Tuesday, January 27, 2009

Prospect Review: Colten Teubert

Selected 13th overall by the Los Angeles Kings in the 2008 NHL entry draft.
I have seen Colten play many times in the past 2 1/2 years. His overall skating ability is very good. His skating style is conducive to positive further development, with a smooth stride and excellent strength and balance. For his size, he has better than average speed, mobility, and agility. When he accelerates, he tends to lean his upper body forward which hurts his puck handling ability. In terms of offensive skill, he does not possess a great deal of creativity with the puck. In the offensive zone, his strongest attribute is his shot -- which is usually hard and accurate. He is usually effective in getting the puck to the net. My biggest concern with Colten is his defensive zone awareness and positioning. Once in awhile he appears to lack focus. The good thing is that he demonstrated in the World Jr. Tournament that he knows how to play his position, and also how to play within his limits -- in other words not overhandling the puck. In terms of physical play Colten uses his size and strength to his benefit. He plays the body with authority and can deliver strong body checks. He is willing to fight, and while his technique is raw his strength allows him to deliver big punches and outmuscle his opponent.

Projection:
During World Jr. Tournament, one TSN commentator (Pierre McGuire, I believe) compared Colten to Luke Schenn. While both Colten and Luke can play physical, they are different types of players in my opinion. Right now, Luke possesses more confidence and composure with the puck and consistently passes the puck accurately. On the other hand, Colten is a better skater than Luke.

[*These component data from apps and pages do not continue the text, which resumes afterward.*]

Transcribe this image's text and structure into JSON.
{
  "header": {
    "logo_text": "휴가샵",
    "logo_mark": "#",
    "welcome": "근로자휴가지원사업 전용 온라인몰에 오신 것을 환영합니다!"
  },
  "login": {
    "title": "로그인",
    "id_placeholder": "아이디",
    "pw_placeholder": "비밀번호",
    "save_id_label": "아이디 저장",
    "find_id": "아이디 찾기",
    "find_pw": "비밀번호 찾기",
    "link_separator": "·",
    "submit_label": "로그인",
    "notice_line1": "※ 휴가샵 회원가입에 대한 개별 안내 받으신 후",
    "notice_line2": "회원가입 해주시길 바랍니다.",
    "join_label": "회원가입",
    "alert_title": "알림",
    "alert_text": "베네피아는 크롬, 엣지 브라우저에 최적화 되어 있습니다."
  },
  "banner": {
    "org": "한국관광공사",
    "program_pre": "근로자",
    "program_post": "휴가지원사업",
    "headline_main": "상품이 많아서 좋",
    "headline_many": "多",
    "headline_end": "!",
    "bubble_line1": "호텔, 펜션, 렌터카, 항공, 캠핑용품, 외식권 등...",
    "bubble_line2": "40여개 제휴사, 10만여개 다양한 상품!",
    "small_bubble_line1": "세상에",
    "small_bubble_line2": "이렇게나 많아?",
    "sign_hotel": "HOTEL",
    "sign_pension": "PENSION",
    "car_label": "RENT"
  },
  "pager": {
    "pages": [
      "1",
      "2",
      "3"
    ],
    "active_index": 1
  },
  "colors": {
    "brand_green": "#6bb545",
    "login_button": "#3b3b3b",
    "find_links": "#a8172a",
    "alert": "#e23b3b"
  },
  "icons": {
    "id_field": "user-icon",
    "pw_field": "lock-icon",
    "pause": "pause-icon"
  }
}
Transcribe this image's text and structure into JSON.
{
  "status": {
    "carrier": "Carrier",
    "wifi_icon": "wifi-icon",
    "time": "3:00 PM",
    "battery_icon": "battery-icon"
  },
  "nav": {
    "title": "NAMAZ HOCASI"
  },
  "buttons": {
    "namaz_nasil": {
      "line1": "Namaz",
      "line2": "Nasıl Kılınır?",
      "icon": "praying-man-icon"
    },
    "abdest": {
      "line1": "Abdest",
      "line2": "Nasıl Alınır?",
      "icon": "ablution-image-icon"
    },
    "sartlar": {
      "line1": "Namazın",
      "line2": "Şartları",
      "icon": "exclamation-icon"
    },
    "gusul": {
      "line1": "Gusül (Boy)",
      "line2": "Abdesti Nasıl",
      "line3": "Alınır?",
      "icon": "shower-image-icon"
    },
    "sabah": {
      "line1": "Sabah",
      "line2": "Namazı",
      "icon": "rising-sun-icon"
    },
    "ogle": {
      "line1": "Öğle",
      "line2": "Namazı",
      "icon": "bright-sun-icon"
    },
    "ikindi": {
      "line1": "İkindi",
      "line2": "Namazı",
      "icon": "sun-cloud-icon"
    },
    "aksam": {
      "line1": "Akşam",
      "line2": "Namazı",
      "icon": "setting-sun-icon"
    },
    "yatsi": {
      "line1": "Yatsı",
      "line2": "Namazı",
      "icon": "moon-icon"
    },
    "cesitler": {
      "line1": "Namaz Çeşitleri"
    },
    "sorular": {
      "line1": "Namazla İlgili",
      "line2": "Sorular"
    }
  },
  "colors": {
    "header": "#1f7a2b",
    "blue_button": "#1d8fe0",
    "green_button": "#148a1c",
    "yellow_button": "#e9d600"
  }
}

Although he has struggled somewhat since his return from the World Jr. Tournament, I project Colten to be a top six defenseman in the NHL. His overall physical ability and skating will allow him to play in the NHL. I do believe he may need one season in the American Hockey League to help him learn the defensive side of the game more thoroughly. Making the jump from Jr. to the NHL is very difficult for a defenseman.

Note: I intend to provide projections on other drafted players in the near future.

4 comments:

Harrison said...

Do you have plans to do an article on Jordan Eberle.

Anonymous said...

Brad,
How important is level of competition when you are evaluating a player. In other words, if a kid puts up huge numbers against lesser-thans, is that a red light. Does that mean he competes harder against teams that he believes he can succeed against?

Do you red flag a kid who only succeeds against lesser thans?

Do you qualify goals and production based upon time of game, situation in which it was scored etc?

Do you use linemates as criteria? In other words a guy puts up no numbers with weaker linemates?

I am sure you are aware of all these things. But, would you actually quantify production based upon these variable?

Do you have a numerical system?

CDSC

Guy D said...

Thats a great read Brad, thanks for your insights.

Anonymous said...

Brad:
If you read Rod Pedersen's blog, there are alot of the Regina fans that are not real happy about the effort that Tuebert is bringing to the game lately. How hard is it for him to keep the intensity up in junior when he has played WJ's and has signed an NHL contract and knows he will be going pro next season?
It seems this is quite common as I have seen it before with other players that return from WJ's or NHL camps.